Rosacea has an incidence rate high enough to warrant its own national awareness month. Jessica Green investigates why, for middle-aged sufferers, the outlook isn’t so rosy.
A healthy glow is a coveted complexion bonus — not so much when it morphs into chronic, conspicuous erythema, or redness. Varying degrees of rosacea, which range from visible blood vessels and papules to ocular irritation and enlargement of the nose (think misanthropic comedian W.C. Fields), currently affect more than two million men and women across the country, according to the Canadian Skin Patient Alliance (www.canadianskin.ca).
Saskatchewan-based dermatologist Dr. Roberta McKay notes that fair-skinned 40-somethings of European and Celtic heritage are particularly susceptible, as it’s not until this point that the results of decades of environmental damage, such as blood vessel dilation due to photosensitivity, manifest themselves.
Whether it’s genetic, environmental or even hormonal, both agree that the jury is out on the root cause — hence, the lack of curative treatment options. The good news is that it’s possible to get a grip on persistent flushing and blushing and even send redness into remission. In severe cases, talk to your dermatologist about antibiotics to mitigate bacterial-induced inflammation or about intense pulsed light (IPL). A non-laser light therapy, IPL causes a reaction that inhibits blood from flowing into the vessel, which translates to a reduction in redness. Also, from cosmeceuticals to cleansers, the drugstore can be an anti-redness mecca.
Stress is a number 1 trigger, so keep your cool. It’s just a matter of patience, experimentation and finding the right products.
1) Booster Blue Rosacea Treatment, $84, B. Kamins
2) Anti-Redness Cream, $46, Rosacure

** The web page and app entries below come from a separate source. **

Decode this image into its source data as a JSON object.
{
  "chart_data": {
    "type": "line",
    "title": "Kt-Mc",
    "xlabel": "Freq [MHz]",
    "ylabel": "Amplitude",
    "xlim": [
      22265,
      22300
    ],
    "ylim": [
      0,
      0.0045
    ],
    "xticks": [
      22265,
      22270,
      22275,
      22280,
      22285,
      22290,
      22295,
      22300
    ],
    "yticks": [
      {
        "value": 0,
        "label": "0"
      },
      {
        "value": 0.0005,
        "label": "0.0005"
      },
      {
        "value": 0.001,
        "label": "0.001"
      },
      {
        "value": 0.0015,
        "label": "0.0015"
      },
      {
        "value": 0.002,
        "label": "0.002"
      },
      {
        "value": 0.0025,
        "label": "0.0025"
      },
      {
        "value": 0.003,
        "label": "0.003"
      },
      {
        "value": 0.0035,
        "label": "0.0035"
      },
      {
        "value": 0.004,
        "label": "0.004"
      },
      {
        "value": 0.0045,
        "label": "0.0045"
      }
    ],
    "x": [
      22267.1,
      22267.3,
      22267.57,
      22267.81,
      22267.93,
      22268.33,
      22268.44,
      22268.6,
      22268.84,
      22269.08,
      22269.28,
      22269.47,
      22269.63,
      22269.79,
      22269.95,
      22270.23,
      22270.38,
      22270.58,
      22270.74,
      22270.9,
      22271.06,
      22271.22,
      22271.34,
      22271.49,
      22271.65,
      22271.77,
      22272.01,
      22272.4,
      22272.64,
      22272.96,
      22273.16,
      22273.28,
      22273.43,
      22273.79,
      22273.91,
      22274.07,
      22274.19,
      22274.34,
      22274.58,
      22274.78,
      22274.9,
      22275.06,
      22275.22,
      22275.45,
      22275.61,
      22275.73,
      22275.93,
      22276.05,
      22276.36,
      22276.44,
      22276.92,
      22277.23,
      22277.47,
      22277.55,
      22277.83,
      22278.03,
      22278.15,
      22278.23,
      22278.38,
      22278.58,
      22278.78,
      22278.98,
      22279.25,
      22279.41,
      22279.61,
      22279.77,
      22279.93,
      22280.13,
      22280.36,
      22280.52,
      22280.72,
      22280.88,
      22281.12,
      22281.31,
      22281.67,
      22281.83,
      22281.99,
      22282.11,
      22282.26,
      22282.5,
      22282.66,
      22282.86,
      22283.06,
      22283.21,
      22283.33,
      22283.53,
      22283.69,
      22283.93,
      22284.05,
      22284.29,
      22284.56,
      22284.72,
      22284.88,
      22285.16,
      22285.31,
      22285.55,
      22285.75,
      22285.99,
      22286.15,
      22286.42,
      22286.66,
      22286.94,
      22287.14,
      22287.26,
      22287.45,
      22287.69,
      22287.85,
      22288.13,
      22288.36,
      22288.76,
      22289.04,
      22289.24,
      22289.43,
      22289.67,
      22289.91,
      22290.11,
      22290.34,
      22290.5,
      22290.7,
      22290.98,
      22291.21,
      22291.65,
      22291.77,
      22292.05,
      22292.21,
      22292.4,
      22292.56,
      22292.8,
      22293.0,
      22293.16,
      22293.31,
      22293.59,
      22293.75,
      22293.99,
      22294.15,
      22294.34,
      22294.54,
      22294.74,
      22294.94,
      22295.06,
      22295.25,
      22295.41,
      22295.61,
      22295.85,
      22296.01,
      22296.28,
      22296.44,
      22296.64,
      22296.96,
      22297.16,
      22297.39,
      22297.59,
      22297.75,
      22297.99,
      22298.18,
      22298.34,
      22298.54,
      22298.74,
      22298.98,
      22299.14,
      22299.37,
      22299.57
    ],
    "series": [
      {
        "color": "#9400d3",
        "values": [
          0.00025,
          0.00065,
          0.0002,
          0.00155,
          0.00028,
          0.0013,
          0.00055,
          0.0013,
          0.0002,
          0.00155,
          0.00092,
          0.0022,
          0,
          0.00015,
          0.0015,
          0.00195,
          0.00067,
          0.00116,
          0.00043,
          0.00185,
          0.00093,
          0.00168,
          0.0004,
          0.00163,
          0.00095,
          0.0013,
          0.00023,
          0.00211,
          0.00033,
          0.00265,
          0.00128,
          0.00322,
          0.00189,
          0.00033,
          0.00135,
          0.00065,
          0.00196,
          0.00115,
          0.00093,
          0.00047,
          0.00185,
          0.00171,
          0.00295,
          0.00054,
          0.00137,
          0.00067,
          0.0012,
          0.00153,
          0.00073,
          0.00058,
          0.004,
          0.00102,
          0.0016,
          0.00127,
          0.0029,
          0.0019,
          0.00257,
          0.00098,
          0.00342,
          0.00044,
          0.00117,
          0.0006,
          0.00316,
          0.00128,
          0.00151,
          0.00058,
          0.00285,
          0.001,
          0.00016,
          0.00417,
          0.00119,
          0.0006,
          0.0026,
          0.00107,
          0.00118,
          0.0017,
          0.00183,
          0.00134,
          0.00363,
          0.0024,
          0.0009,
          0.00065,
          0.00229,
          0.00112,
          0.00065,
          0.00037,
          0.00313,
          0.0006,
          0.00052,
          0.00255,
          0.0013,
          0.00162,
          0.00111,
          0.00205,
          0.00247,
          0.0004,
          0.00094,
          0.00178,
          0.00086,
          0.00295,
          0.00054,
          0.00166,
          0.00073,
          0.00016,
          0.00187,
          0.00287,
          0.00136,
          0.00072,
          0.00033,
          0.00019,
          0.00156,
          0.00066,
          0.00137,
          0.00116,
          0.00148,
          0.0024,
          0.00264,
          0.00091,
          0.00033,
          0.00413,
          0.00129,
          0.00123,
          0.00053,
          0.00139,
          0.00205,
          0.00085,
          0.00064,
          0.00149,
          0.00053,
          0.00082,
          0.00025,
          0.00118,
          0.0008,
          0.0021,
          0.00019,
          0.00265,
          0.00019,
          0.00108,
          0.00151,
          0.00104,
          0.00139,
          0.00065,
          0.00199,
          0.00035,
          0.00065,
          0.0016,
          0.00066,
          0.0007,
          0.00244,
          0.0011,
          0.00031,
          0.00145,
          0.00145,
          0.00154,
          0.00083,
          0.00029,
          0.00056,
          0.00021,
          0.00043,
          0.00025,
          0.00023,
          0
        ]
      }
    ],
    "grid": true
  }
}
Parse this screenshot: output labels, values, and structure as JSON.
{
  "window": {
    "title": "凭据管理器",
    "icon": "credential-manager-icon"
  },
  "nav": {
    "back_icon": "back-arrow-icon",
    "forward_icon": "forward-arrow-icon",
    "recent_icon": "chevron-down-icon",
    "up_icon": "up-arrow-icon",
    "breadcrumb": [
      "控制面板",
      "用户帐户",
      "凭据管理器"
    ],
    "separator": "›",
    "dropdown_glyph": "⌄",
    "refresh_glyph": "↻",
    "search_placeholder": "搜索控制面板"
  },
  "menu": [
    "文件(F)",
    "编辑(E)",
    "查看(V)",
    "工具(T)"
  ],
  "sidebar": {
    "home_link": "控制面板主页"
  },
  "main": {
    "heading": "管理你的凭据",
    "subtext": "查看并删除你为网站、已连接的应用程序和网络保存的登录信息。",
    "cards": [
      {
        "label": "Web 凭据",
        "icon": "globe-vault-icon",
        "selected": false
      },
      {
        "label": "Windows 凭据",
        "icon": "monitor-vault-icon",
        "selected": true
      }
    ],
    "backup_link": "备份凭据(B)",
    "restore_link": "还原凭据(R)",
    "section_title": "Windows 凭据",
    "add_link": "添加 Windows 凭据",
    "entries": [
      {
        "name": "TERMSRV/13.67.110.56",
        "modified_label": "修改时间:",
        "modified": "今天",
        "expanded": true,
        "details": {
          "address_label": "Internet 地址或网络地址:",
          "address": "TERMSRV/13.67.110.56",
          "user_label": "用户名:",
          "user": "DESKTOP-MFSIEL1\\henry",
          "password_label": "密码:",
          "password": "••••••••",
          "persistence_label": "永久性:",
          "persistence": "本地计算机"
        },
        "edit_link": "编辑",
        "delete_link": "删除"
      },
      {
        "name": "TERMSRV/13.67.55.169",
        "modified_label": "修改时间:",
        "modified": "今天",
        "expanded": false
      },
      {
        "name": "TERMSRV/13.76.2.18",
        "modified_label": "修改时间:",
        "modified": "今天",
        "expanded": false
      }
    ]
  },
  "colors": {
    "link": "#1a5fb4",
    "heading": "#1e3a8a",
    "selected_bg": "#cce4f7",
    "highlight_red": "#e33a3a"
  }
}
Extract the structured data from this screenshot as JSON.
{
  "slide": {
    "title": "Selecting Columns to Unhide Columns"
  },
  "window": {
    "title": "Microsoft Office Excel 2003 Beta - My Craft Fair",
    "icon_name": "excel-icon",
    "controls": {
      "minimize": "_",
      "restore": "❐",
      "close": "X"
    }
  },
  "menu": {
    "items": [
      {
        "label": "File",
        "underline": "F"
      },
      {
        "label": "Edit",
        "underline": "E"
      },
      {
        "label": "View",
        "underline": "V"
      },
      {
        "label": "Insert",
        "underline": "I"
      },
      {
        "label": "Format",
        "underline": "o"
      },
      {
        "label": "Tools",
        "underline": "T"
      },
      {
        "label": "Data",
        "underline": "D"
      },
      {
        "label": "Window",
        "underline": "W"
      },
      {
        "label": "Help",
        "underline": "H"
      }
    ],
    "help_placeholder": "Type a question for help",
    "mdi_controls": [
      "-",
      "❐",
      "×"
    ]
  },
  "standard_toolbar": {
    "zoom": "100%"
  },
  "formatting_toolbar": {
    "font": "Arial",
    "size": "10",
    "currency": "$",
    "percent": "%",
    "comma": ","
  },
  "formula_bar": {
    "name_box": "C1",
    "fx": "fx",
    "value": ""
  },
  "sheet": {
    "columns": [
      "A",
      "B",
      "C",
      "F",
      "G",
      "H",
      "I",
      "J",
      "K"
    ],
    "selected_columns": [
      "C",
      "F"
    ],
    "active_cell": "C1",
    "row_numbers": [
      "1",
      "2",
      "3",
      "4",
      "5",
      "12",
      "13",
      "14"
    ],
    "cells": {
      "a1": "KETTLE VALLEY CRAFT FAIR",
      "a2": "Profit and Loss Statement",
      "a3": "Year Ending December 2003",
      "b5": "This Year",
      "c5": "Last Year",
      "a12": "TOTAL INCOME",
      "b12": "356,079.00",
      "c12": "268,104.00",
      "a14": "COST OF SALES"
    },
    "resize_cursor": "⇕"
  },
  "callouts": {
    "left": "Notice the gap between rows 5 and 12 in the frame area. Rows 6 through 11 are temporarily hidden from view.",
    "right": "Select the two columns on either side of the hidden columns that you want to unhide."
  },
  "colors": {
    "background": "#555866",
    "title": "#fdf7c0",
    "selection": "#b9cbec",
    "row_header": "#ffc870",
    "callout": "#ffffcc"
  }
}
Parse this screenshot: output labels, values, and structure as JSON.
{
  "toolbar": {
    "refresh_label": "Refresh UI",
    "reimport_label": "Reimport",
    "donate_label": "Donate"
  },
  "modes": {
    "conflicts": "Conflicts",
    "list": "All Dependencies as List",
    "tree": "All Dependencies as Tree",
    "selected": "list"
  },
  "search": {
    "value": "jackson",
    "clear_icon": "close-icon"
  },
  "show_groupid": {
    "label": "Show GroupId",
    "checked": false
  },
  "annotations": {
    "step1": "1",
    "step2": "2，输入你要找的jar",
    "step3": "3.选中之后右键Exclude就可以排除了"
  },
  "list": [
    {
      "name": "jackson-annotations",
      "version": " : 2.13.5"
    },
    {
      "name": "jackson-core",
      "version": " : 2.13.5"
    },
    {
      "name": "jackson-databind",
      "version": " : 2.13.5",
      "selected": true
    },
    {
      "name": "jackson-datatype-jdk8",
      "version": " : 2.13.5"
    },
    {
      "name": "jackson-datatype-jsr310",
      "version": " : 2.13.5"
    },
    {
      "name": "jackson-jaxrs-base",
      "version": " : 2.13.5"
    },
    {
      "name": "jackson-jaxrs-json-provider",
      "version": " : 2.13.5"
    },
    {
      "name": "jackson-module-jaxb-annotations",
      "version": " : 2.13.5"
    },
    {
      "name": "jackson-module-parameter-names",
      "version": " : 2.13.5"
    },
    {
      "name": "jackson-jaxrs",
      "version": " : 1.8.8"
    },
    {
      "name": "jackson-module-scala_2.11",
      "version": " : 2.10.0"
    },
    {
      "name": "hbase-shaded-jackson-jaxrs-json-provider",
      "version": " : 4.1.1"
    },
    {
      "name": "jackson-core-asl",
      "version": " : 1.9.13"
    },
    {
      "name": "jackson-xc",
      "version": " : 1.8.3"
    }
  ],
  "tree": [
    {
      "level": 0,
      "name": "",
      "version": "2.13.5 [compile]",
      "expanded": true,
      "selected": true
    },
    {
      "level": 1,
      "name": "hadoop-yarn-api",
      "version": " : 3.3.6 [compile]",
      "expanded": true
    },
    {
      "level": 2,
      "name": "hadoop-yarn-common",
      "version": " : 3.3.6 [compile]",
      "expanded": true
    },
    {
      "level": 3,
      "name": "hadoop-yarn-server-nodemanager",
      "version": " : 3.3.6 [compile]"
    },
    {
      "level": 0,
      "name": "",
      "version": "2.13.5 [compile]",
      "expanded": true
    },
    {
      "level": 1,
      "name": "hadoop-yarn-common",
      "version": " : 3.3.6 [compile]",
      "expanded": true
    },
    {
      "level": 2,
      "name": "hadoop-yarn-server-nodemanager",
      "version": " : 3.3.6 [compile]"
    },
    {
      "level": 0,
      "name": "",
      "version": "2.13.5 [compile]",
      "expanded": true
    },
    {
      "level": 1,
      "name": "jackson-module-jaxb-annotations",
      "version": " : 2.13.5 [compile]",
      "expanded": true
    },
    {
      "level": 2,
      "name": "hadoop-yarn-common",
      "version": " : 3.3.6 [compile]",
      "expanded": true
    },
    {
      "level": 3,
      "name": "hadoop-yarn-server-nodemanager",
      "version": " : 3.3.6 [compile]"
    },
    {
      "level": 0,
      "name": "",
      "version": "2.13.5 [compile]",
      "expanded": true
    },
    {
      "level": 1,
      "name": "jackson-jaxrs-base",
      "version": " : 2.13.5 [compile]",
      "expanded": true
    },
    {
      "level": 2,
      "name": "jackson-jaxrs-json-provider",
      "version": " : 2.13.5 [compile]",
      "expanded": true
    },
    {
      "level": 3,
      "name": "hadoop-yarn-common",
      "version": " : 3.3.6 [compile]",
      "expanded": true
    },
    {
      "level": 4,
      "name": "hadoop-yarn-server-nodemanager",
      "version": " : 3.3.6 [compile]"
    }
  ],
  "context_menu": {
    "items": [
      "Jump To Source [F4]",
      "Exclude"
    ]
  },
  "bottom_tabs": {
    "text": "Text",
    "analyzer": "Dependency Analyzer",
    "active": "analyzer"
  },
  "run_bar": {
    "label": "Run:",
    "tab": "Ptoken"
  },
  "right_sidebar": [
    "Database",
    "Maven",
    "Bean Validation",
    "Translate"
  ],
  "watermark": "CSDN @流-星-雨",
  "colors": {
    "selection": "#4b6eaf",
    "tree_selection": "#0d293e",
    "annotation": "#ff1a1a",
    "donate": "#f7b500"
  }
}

3) Redness Solutions Daily Relief Cream, $53, Clinique
4) Rosaliac Skin Perfecting Anti-Redness Moisturizer, $28, La Roche-Posay